> Activity
In the records below, find each line with the word "watermark" and copy it.

> Provided material
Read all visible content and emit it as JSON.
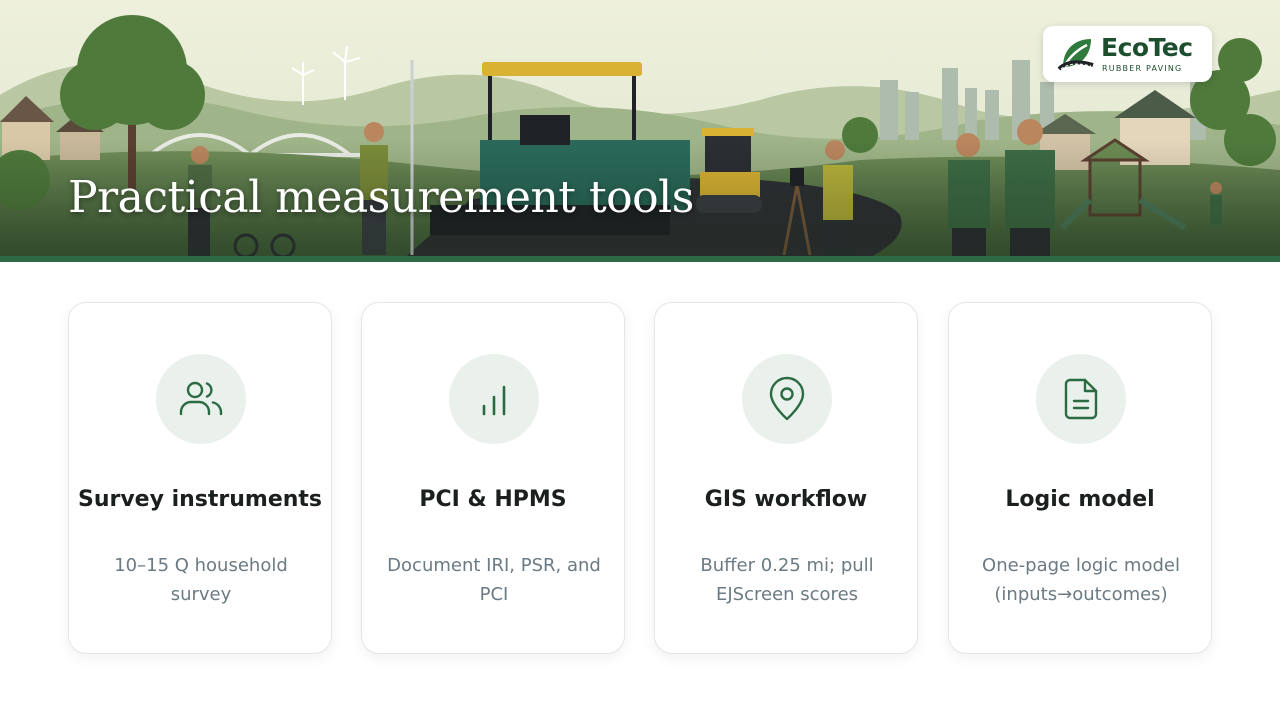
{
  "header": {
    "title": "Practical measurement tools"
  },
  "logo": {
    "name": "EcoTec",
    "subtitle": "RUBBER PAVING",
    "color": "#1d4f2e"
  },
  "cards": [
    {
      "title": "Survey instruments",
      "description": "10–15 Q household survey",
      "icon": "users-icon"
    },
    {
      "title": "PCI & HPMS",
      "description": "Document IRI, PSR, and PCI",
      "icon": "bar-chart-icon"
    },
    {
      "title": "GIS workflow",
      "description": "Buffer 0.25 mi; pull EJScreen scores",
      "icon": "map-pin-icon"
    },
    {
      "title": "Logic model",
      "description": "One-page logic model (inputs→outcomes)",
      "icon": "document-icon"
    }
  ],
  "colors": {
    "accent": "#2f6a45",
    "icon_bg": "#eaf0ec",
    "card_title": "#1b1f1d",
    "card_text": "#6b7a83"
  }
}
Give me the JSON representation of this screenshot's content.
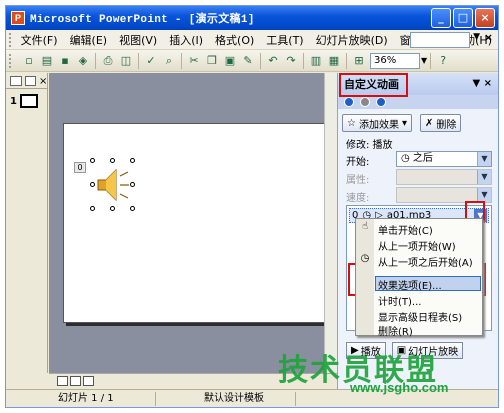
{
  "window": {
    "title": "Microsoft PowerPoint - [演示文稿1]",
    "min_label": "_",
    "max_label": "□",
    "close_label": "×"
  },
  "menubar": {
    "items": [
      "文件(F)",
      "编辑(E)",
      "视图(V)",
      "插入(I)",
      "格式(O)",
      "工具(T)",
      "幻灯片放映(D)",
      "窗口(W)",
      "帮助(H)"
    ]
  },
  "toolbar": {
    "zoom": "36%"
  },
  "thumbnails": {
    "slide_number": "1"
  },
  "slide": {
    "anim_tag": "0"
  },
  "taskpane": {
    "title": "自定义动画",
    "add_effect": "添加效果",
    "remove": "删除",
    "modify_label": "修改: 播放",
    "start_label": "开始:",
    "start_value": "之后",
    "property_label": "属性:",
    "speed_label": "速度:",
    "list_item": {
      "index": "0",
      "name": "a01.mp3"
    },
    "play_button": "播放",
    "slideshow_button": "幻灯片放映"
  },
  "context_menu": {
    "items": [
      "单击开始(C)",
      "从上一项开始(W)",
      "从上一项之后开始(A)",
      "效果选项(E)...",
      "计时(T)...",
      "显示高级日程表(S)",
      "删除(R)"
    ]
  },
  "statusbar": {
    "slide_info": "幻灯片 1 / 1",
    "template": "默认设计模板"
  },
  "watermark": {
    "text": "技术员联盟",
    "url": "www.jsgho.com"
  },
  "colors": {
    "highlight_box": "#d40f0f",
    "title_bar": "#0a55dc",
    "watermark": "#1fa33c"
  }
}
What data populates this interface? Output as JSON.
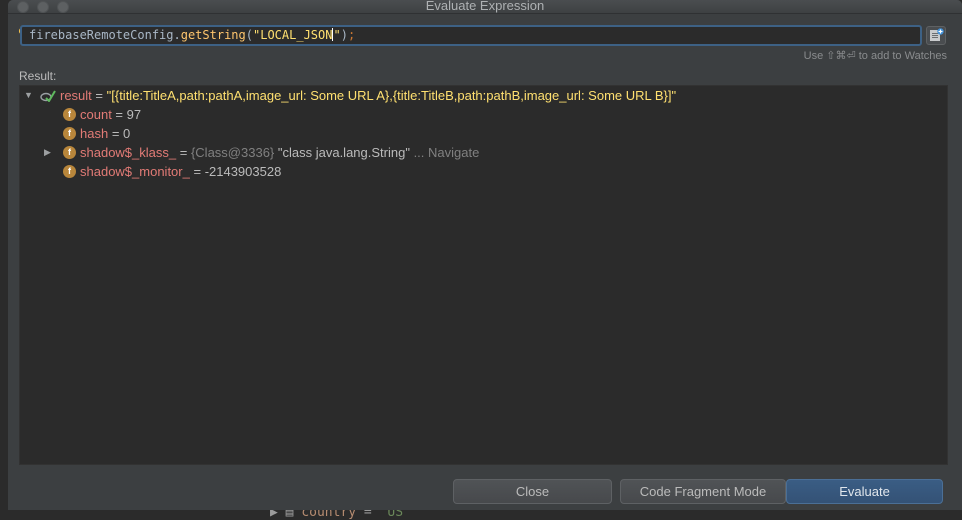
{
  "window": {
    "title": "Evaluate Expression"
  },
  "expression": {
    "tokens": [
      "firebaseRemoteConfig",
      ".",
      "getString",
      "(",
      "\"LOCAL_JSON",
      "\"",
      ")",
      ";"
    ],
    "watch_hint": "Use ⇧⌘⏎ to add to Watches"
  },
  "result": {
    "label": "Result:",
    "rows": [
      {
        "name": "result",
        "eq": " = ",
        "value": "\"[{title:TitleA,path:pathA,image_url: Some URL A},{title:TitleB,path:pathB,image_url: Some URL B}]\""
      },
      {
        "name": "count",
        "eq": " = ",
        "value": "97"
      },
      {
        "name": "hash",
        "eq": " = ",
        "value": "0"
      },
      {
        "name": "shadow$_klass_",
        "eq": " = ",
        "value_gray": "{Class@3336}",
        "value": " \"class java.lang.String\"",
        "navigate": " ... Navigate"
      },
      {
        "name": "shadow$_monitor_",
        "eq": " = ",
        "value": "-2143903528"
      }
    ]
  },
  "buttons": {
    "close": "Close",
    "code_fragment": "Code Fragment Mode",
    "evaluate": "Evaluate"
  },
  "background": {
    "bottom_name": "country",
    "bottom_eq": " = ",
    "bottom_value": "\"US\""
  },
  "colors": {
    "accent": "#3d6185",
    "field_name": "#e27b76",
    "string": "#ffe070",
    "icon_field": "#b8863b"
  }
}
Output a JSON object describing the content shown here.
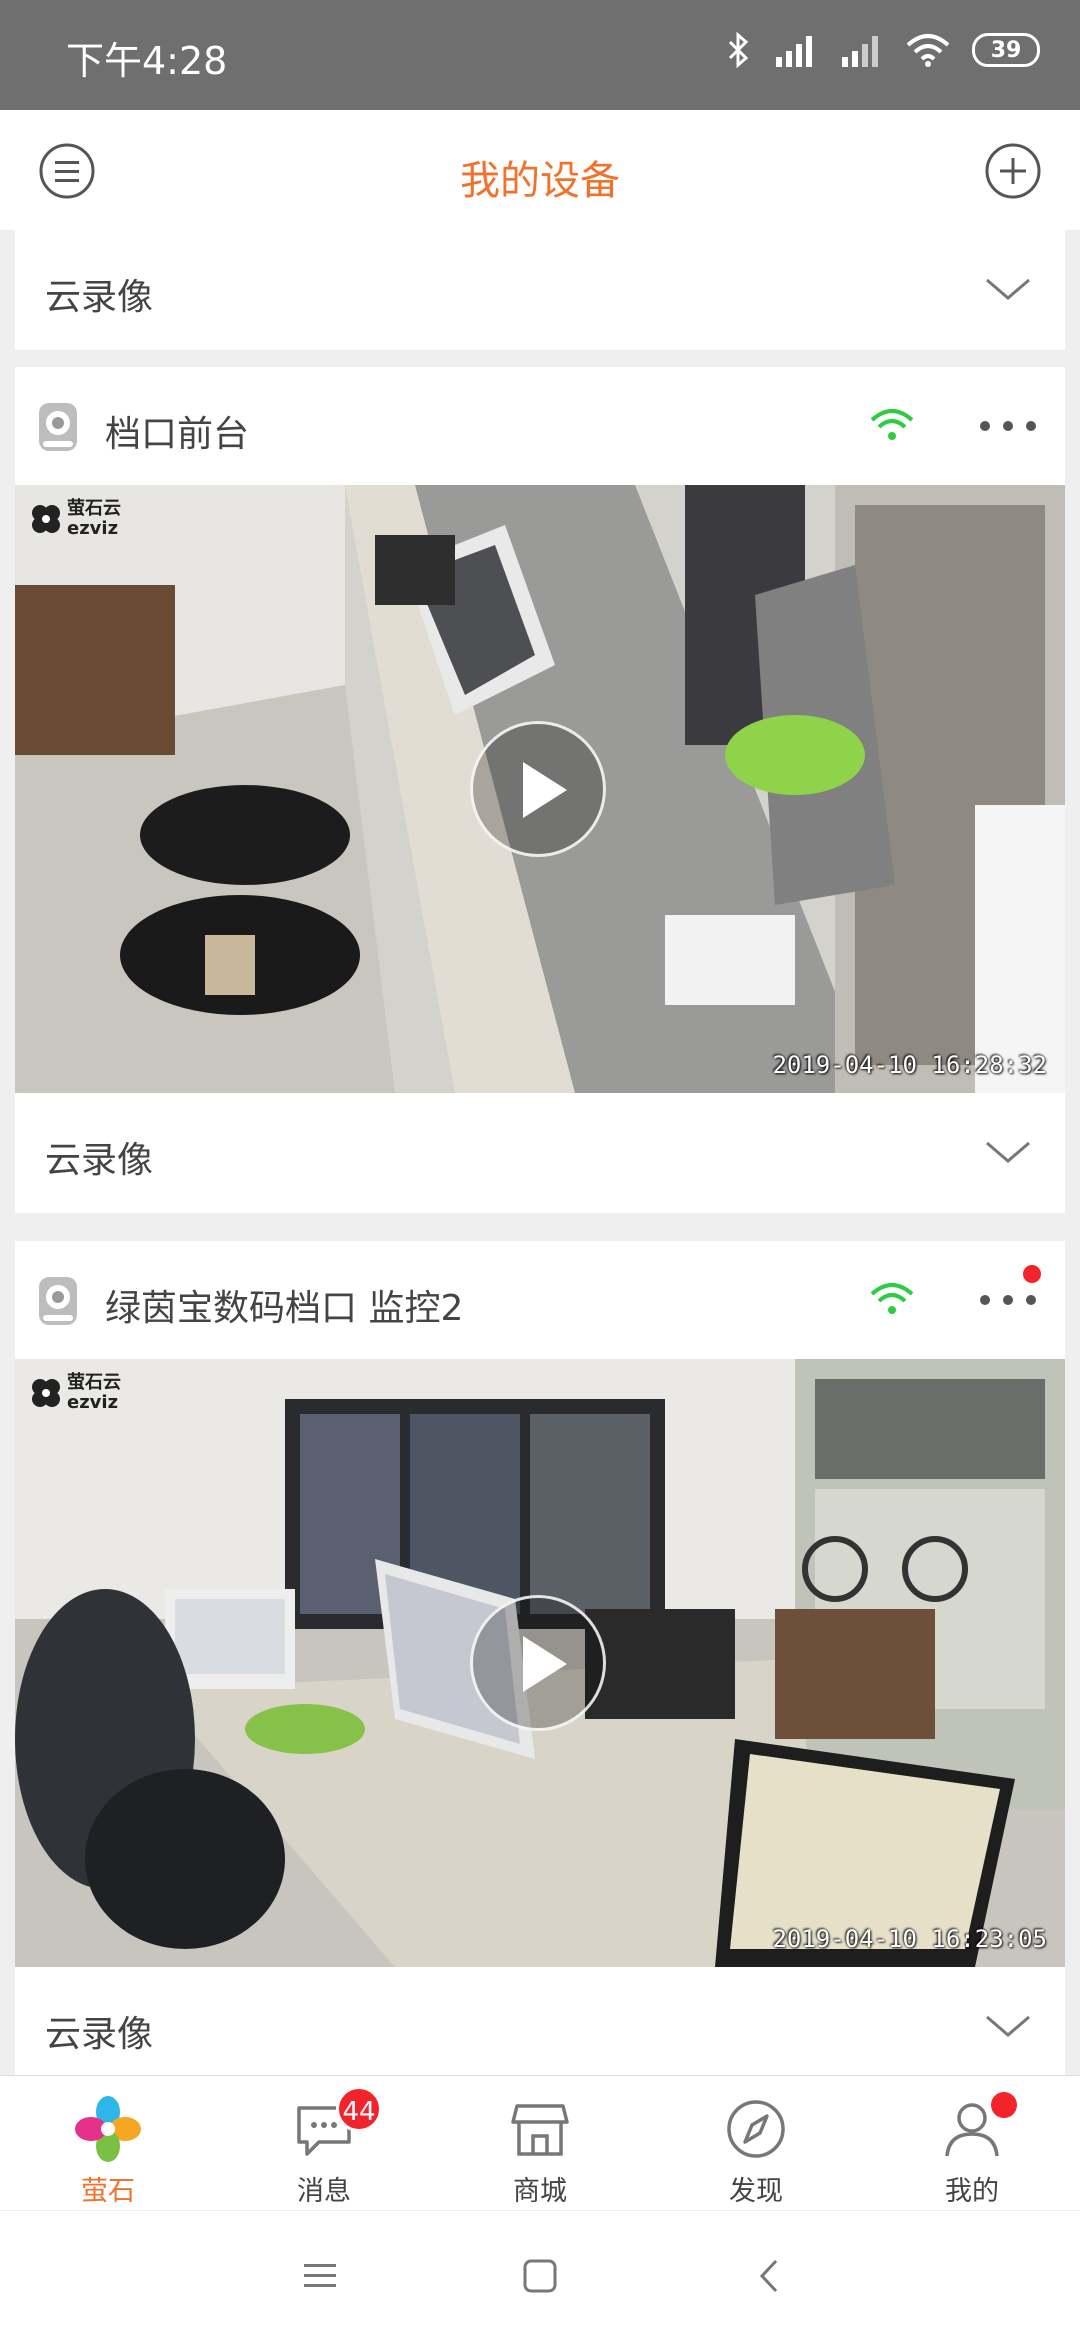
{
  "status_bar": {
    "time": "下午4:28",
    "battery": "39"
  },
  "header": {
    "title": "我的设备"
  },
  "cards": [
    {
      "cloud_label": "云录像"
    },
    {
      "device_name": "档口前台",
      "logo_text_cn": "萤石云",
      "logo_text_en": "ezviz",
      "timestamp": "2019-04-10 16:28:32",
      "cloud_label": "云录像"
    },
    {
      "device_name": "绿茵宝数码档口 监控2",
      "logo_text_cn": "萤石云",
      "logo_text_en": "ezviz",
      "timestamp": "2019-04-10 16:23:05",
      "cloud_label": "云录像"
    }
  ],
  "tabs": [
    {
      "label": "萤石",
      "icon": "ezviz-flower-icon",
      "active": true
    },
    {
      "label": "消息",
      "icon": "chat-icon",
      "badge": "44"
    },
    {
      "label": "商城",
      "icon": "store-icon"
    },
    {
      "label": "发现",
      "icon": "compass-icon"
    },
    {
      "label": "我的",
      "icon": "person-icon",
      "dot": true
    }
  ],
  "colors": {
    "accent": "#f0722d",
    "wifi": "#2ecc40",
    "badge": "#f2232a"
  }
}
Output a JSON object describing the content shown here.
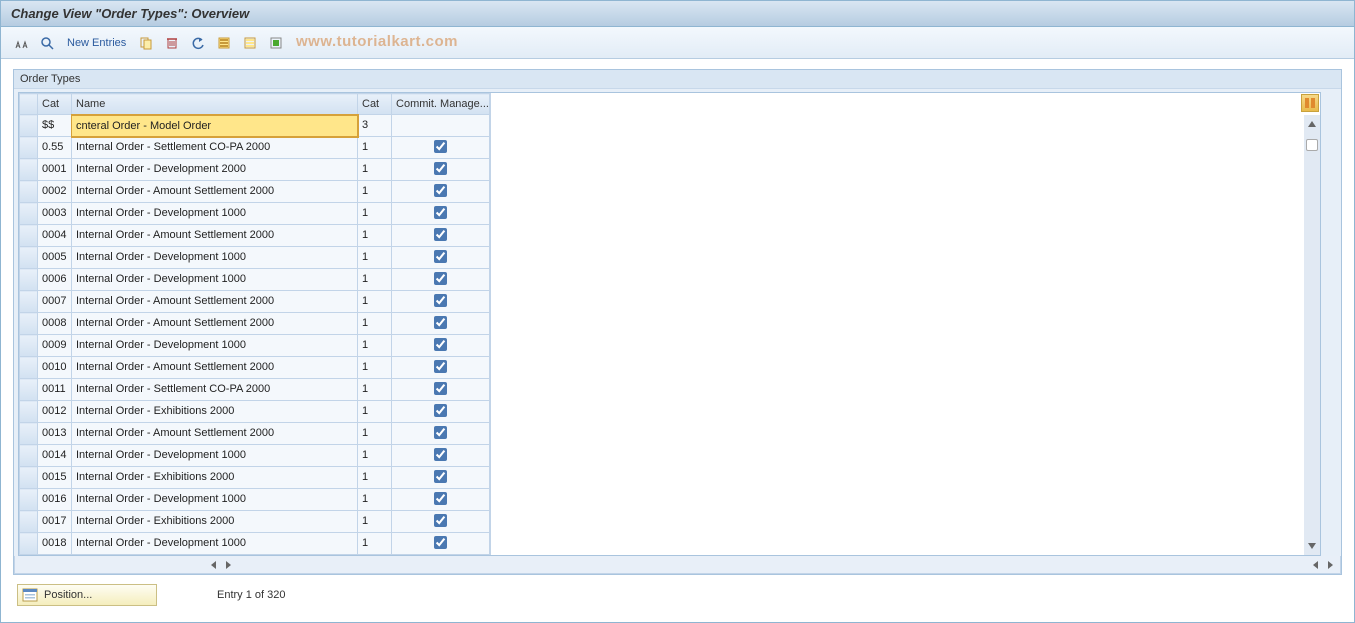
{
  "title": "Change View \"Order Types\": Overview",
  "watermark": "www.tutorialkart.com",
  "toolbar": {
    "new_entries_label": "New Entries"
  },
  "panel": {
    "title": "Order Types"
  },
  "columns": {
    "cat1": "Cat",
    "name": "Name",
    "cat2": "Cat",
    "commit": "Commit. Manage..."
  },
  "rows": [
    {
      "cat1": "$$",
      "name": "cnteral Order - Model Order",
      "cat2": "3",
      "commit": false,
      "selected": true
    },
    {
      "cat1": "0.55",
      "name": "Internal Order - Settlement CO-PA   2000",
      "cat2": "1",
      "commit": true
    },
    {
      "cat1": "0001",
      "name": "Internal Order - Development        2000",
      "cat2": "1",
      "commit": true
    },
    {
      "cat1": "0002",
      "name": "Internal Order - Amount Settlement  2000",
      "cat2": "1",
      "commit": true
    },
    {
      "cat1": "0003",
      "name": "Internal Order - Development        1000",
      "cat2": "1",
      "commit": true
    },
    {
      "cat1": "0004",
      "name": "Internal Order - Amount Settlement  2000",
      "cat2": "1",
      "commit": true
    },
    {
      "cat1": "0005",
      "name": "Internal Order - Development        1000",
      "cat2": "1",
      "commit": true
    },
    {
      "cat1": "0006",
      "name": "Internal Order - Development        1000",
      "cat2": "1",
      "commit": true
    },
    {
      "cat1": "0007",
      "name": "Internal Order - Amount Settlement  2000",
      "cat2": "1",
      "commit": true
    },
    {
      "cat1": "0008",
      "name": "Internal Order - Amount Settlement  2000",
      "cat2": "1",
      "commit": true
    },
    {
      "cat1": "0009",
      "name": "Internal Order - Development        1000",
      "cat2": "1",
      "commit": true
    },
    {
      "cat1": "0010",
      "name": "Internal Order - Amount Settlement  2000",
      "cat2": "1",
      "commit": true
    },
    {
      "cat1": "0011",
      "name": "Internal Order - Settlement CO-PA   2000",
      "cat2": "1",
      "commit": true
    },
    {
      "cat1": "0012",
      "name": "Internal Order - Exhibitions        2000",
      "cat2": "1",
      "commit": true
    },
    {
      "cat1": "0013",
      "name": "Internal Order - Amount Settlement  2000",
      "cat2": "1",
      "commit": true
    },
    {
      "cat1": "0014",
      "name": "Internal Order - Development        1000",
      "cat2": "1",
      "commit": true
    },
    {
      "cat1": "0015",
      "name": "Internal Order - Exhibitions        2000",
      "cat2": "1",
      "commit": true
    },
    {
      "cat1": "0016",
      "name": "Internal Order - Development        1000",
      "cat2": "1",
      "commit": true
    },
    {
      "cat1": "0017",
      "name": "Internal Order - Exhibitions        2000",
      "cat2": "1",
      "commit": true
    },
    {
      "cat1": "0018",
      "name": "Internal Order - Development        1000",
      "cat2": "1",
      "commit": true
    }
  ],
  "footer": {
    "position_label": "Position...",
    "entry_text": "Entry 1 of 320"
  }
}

> Written response
  "watermark": {
    "watermark": "#1fa33c"
  "watermark": "www.tutorialkart.com",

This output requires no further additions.